Nuclear reactors need to run continuously, and so are a good match for loads that, like many data centers, run 24 hours a day. RosEnergoAtom expects the Kalinin data center to consume about 80 megawatts. That's just 2 percent of the neighboring power plant's generating capacity: Its four reactors are rated at 1 gigawatt each.
High-profile data-center owners such as Google, Apple and Facebook are favoring renewable energy sources for their data centers these days as the major alternative source of energy, coal, is considered highly polluting. Russia is slowly taking steps to reduce its coal consumption, increasing the share of nuclear power in electricity generation.
In addition to reliable power and bandwidth, there's a third factor that influences the siting of data centers: cooling. Facebook chose to site one of its most recent data centers near Lulea, in the far North of Sweden, so that it can use free air cooling.
But data centers don't need to seek out such extreme climates to benefit from free cooling most of the year.
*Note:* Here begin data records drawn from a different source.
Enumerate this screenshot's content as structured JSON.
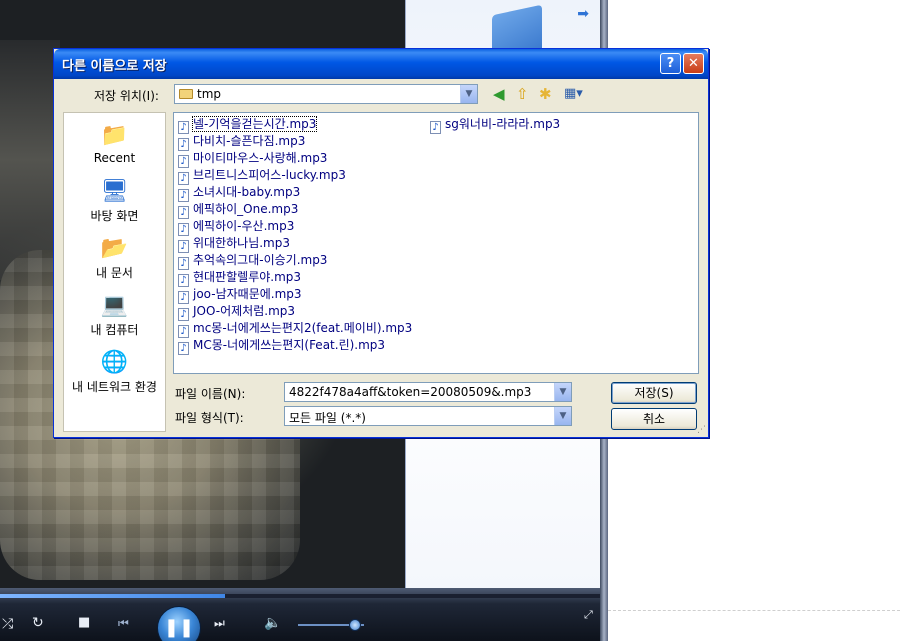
{
  "dialog": {
    "title": "다른 이름으로 저장",
    "help_glyph": "?",
    "close_glyph": "✕",
    "save_in_label": "저장 위치(I):",
    "save_in_value": "tmp",
    "places": [
      {
        "label": "Recent",
        "icon": "recent-folder-icon"
      },
      {
        "label": "바탕 화면",
        "icon": "desktop-icon"
      },
      {
        "label": "내 문서",
        "icon": "my-documents-icon"
      },
      {
        "label": "내 컴퓨터",
        "icon": "my-computer-icon"
      },
      {
        "label": "내 네트워크 환경",
        "icon": "network-icon"
      }
    ],
    "files": [
      "넬-기억을걷는시간.mp3",
      "다비치-슬픈다짐.mp3",
      "마이티마우스-사랑해.mp3",
      "브리트니스피어스-lucky.mp3",
      "소녀시대-baby.mp3",
      "에픽하이_One.mp3",
      "에픽하이-우산.mp3",
      "위대한하나님.mp3",
      "추억속의그대-이승기.mp3",
      "현대판할렐루야.mp3",
      "joo-남자때문에.mp3",
      "JOO-어제처럼.mp3",
      "mc몽-너에게쓰는편지2(feat.메이비).mp3",
      "MC몽-너에게쓰는편지(Feat.린).mp3",
      "sg워너비-라라라.mp3"
    ],
    "file_name_label": "파일 이름(N):",
    "file_name_value": "4822f478a4aff&token=20080509&.mp3",
    "file_type_label": "파일 형식(T):",
    "file_type_value": "모든 파일 (*.*)",
    "save_button": "저장(S)",
    "cancel_button": "취소"
  },
  "player": {
    "seek_progress": 0.375,
    "volume_level": 0.85
  },
  "colors": {
    "titlebar": "#0054e3",
    "dialog_face": "#ece9d8",
    "file_text": "#000080"
  }
}
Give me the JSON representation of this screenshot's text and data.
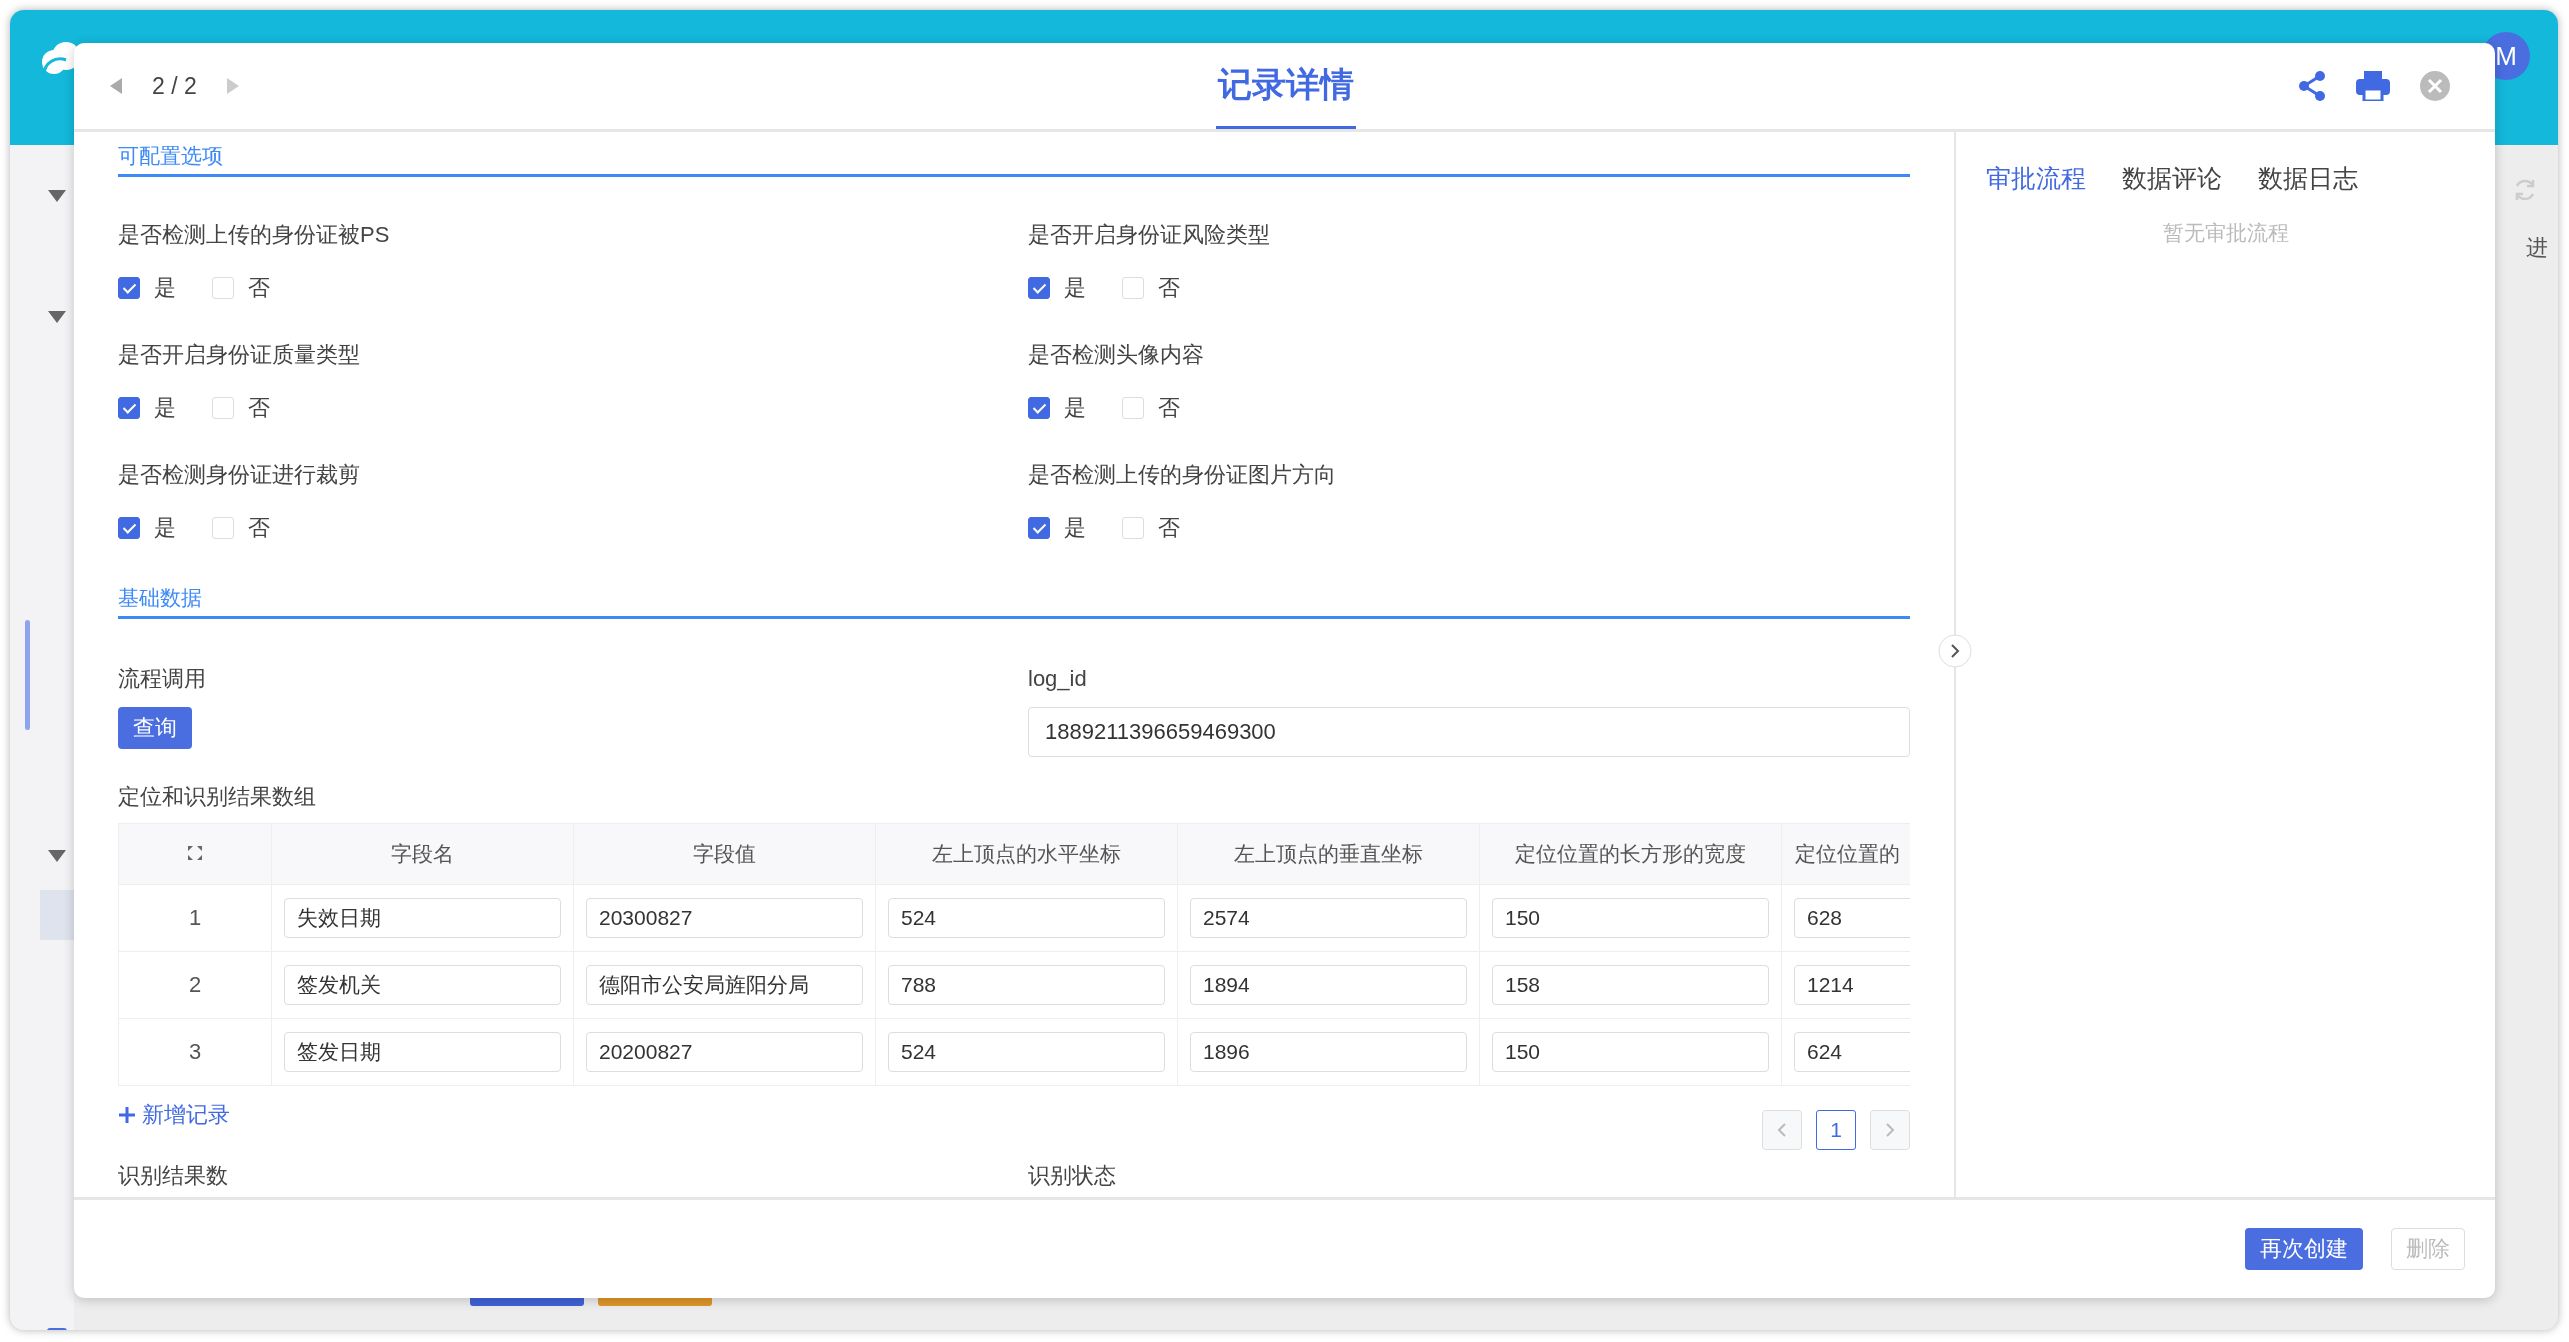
{
  "background": {
    "avatar": "M",
    "side_text": "进",
    "bottom_buttons": [
      {
        "color": "#3f63d6"
      },
      {
        "color": "#e0962a"
      }
    ]
  },
  "modal": {
    "pager": "2 / 2",
    "title": "记录详情"
  },
  "config_section": {
    "title": "可配置选项",
    "options": [
      {
        "label": "是否检测上传的身份证被PS",
        "choices": [
          {
            "label": "是",
            "checked": true
          },
          {
            "label": "否",
            "checked": false
          }
        ]
      },
      {
        "label": "是否开启身份证风险类型",
        "choices": [
          {
            "label": "是",
            "checked": true
          },
          {
            "label": "否",
            "checked": false
          }
        ]
      },
      {
        "label": "是否开启身份证质量类型",
        "choices": [
          {
            "label": "是",
            "checked": true
          },
          {
            "label": "否",
            "checked": false
          }
        ]
      },
      {
        "label": "是否检测头像内容",
        "choices": [
          {
            "label": "是",
            "checked": true
          },
          {
            "label": "否",
            "checked": false
          }
        ]
      },
      {
        "label": "是否检测身份证进行裁剪",
        "choices": [
          {
            "label": "是",
            "checked": true
          },
          {
            "label": "否",
            "checked": false
          }
        ]
      },
      {
        "label": "是否检测上传的身份证图片方向",
        "choices": [
          {
            "label": "是",
            "checked": true
          },
          {
            "label": "否",
            "checked": false
          }
        ]
      }
    ]
  },
  "basic_section": {
    "title": "基础数据",
    "process_call": {
      "label": "流程调用",
      "button": "查询"
    },
    "log_id": {
      "label": "log_id",
      "value": "1889211396659469300"
    },
    "result_array": {
      "label": "定位和识别结果数组",
      "columns": [
        "字段名",
        "字段值",
        "左上顶点的水平坐标",
        "左上顶点的垂直坐标",
        "定位位置的长方形的宽度",
        "定位位置的"
      ],
      "rows": [
        {
          "index": "1",
          "cells": [
            "失效日期",
            "20300827",
            "524",
            "2574",
            "150",
            "628"
          ]
        },
        {
          "index": "2",
          "cells": [
            "签发机关",
            "德阳市公安局旌阳分局",
            "788",
            "1894",
            "158",
            "1214"
          ]
        },
        {
          "index": "3",
          "cells": [
            "签发日期",
            "20200827",
            "524",
            "1896",
            "150",
            "624"
          ]
        }
      ],
      "add_link": "新增记录",
      "pages": [
        {
          "label": "1",
          "selected": true
        }
      ]
    },
    "more_fields": [
      "识别结果数",
      "识别状态"
    ]
  },
  "side_panel": {
    "tabs": [
      {
        "label": "审批流程",
        "selected": true
      },
      {
        "label": "数据评论",
        "selected": false
      },
      {
        "label": "数据日志",
        "selected": false
      }
    ],
    "empty_text": "暂无审批流程"
  },
  "footer": {
    "buttons": [
      {
        "label": "再次创建",
        "kind": "primary",
        "disabled": false
      },
      {
        "label": "删除",
        "kind": "default",
        "disabled": true
      }
    ]
  }
}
This doesn't mean that the cooling is entirely without cost, but that it can be done using air pulled in from outside the data center, without the cost of installing and operating refrigeration equipment, a major consumer of electricity in many data centers.
Tver's climate sees summer highs of around 24 Celsius in July -- with highs typically under 20 Celsius from September to May, meaning the data center would be able to use free cooling for a large part of the year if the designers wished.